I turned 41 in November of 2011. Like a responsible woman, I had my first “baseline” mammogram and a yearly physical in January. A week later, I got a letter in the mail, asking me to come back for a closer look at a “probably benign” finding. My wise inner voice whispered “It’s OK. It’s cancer, but don’t be afraid.”
After a second mammogram and a biopsy later, I wasn’t surprised when my results came back tied with a big pink ribbon. The official diagnosis was coextensive DCIS. Although I had other options, I just didn’t want to mess around. My grandmother had fought two battles. One at 43 and one at 53. She won both times, but lost both breasts, and because of her, I knew that my breasts did not define me, or my femininity.
On April 23rd I had a bilateral mastectomy with immediate DIEP reconstruction. I was wheeled into surgery with cancer, and wheeled out cancer-free. The recovery has had it’s setbacks (a MRSA infection in my abdomen) but with some kick-butt antibiotics I am on the mend. And my tummy and boobs, although scarred, look amazing. So much so, that at times I almost feel guilty for calling myself a survivor. But I do, because I am.
Anyone who has had a single cancer cell in their body and fought to destroy it is a survivor. We are all members of The Tough Girl Club. So keep fighting, my fellow warriors, and know that someday, cancer will go the way of the dinosaurs. We will only see pink ribbons in history museums. Until then, may you be wrapped in blankets of joy and peace and health.

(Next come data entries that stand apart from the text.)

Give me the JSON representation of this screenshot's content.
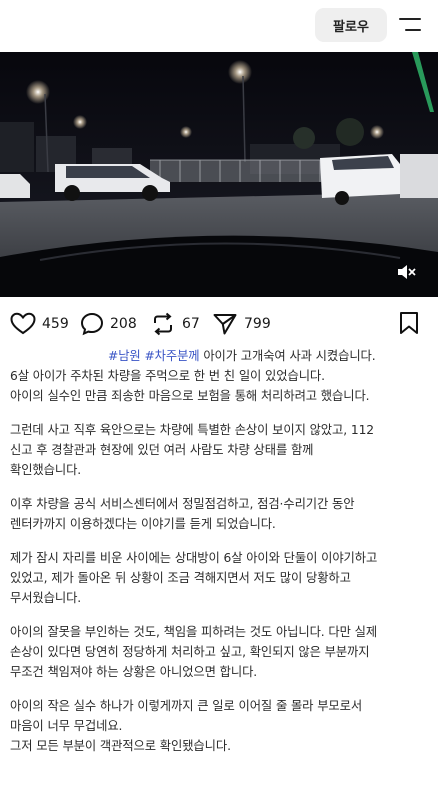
{
  "header": {
    "follow_label": "팔로우",
    "menu_icon": "menu-icon"
  },
  "media": {
    "type": "dashcam-video-still",
    "overlay_left": "",
    "overlay_center": "",
    "mute_icon": "mute-icon"
  },
  "actions": {
    "like": {
      "icon": "heart-icon",
      "count": "459"
    },
    "comment": {
      "icon": "comment-icon",
      "count": "208"
    },
    "repost": {
      "icon": "repost-icon",
      "count": "67"
    },
    "share": {
      "icon": "send-icon",
      "count": "799"
    },
    "bookmark": {
      "icon": "bookmark-icon"
    }
  },
  "post": {
    "hashtags": [
      "#남원",
      "#차주분께"
    ],
    "lines": [
      "아이가 고개숙여 사과 시켰습니다.",
      "6살 아이가 주차된 차량을 주먹으로 한 번 친 일이 있었습니다.",
      "아이의 실수인 만큼 죄송한 마음으로 보험을 통해 처리하려고 했습니다.",
      "그런데 사고 직후 육안으로는 차량에 특별한 손상이 보이지 않았고, 112",
      "신고 후 경찰관과 현장에 있던 여러 사람도 차량 상태를 함께",
      "확인했습니다.",
      "이후 차량을 공식 서비스센터에서 정밀점검하고, 점검·수리기간 동안",
      "렌터카까지 이용하겠다는 이야기를 듣게 되었습니다.",
      "제가 잠시 자리를 비운 사이에는 상대방이 6살 아이와 단둘이 이야기하고",
      "있었고, 제가 돌아온 뒤 상황이 조금 격해지면서 저도 많이 당황하고",
      "무서웠습니다.",
      "아이의 잘못을 부인하는 것도, 책임을 피하려는 것도 아닙니다. 다만 실제",
      "손상이 있다면 당연히 정당하게 처리하고 싶고, 확인되지 않은 부분까지",
      "무조건 책임져야 하는 상황은 아니었으면 합니다.",
      "아이의 작은 실수 하나가 이렇게까지 큰 일로 이어질 줄 몰라 부모로서",
      "마음이 너무 무겁네요.",
      "그저 모든 부분이 객관적으로 확인됐습니다."
    ]
  },
  "colors": {
    "hashtag": "#3a55c6",
    "follow_bg": "#efefef",
    "text": "#2b2b2b"
  }
}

The informational content of this article is intended to convey a personal experience and, because every person’s experience is unique, should not be relied upon as a substitute for professional healthcare advice.

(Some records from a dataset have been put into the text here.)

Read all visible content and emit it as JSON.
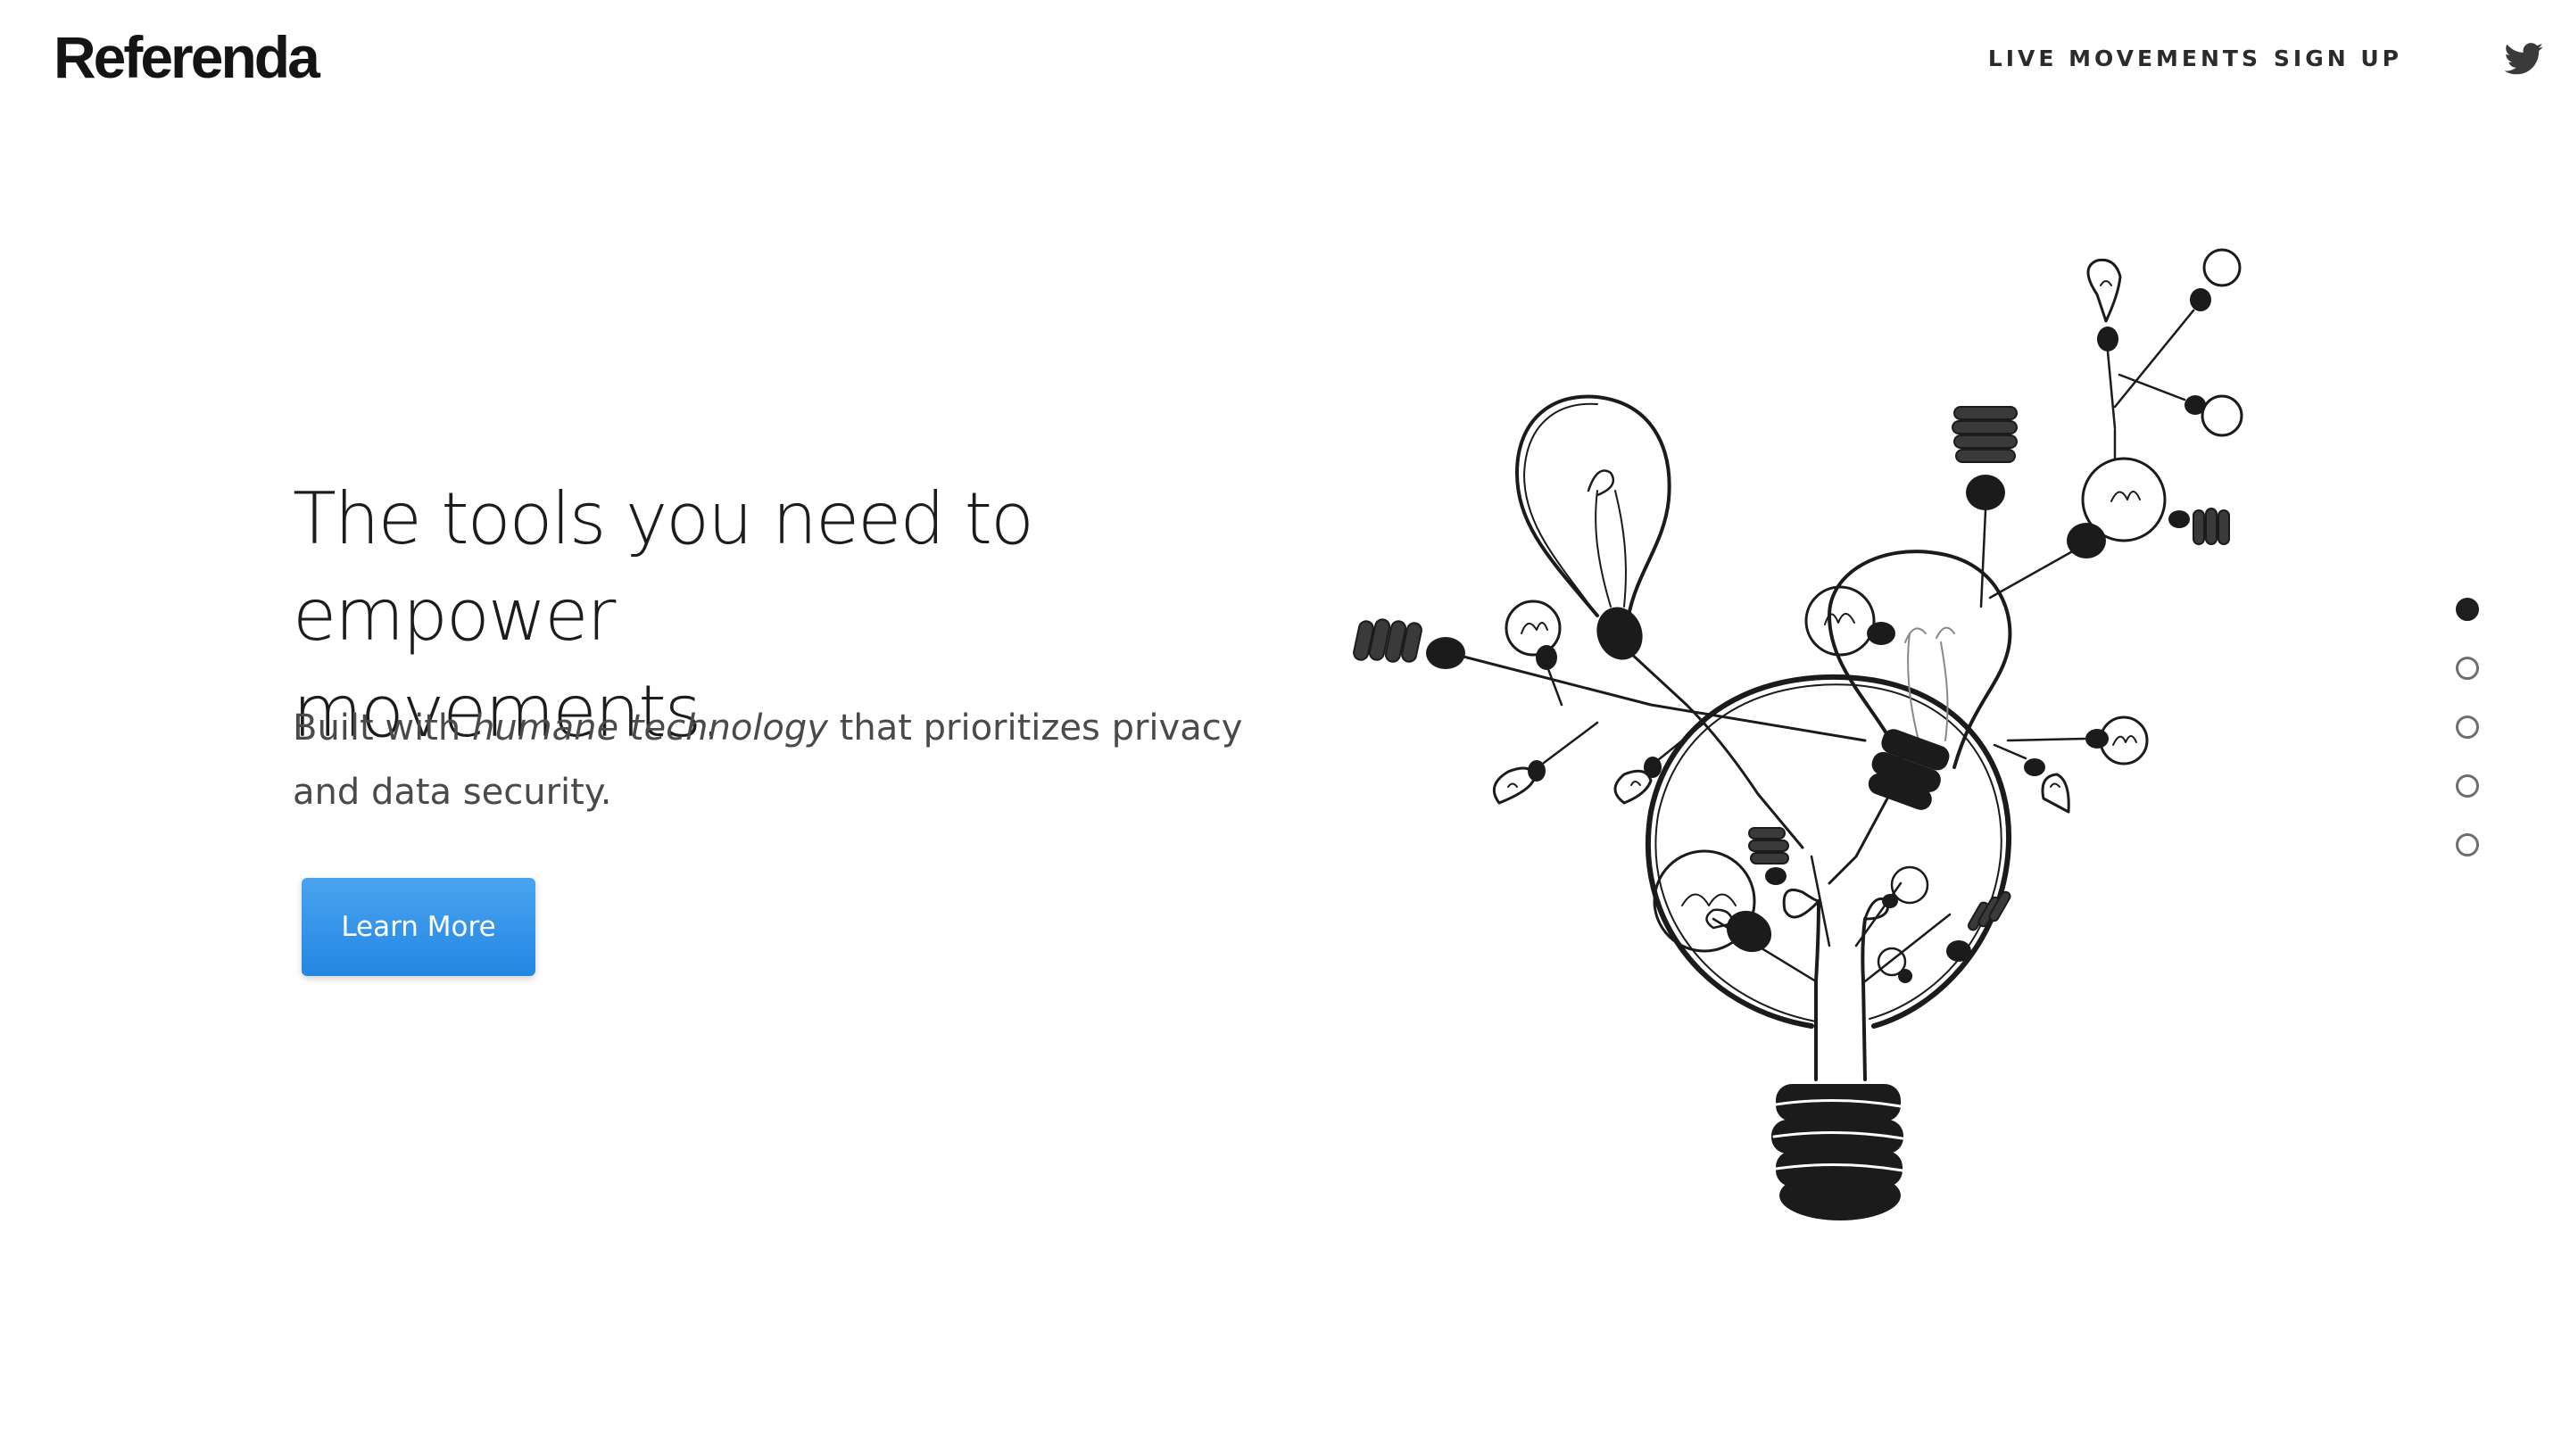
{
  "header": {
    "logo": "Referenda",
    "nav": [
      {
        "label": "LIVE MOVEMENTS"
      },
      {
        "label": "SIGN UP"
      }
    ],
    "social_icon": "twitter-icon"
  },
  "hero": {
    "headline_line1": "The tools you need to empower",
    "headline_line2": "movements.",
    "sub_prefix": "Built with ",
    "sub_emphasis": "humane technology",
    "sub_suffix": " that prioritizes privacy and data security.",
    "cta_label": "Learn More",
    "cta_color": "#2b8ee6",
    "illustration": "lightbulb-sketch-illustration"
  },
  "pager": {
    "count": 5,
    "active_index": 0
  }
}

This story is intended to convey a personal experience and, because every person’s experience is unique, should not be relied upon as a substitute for professional healthcare advice.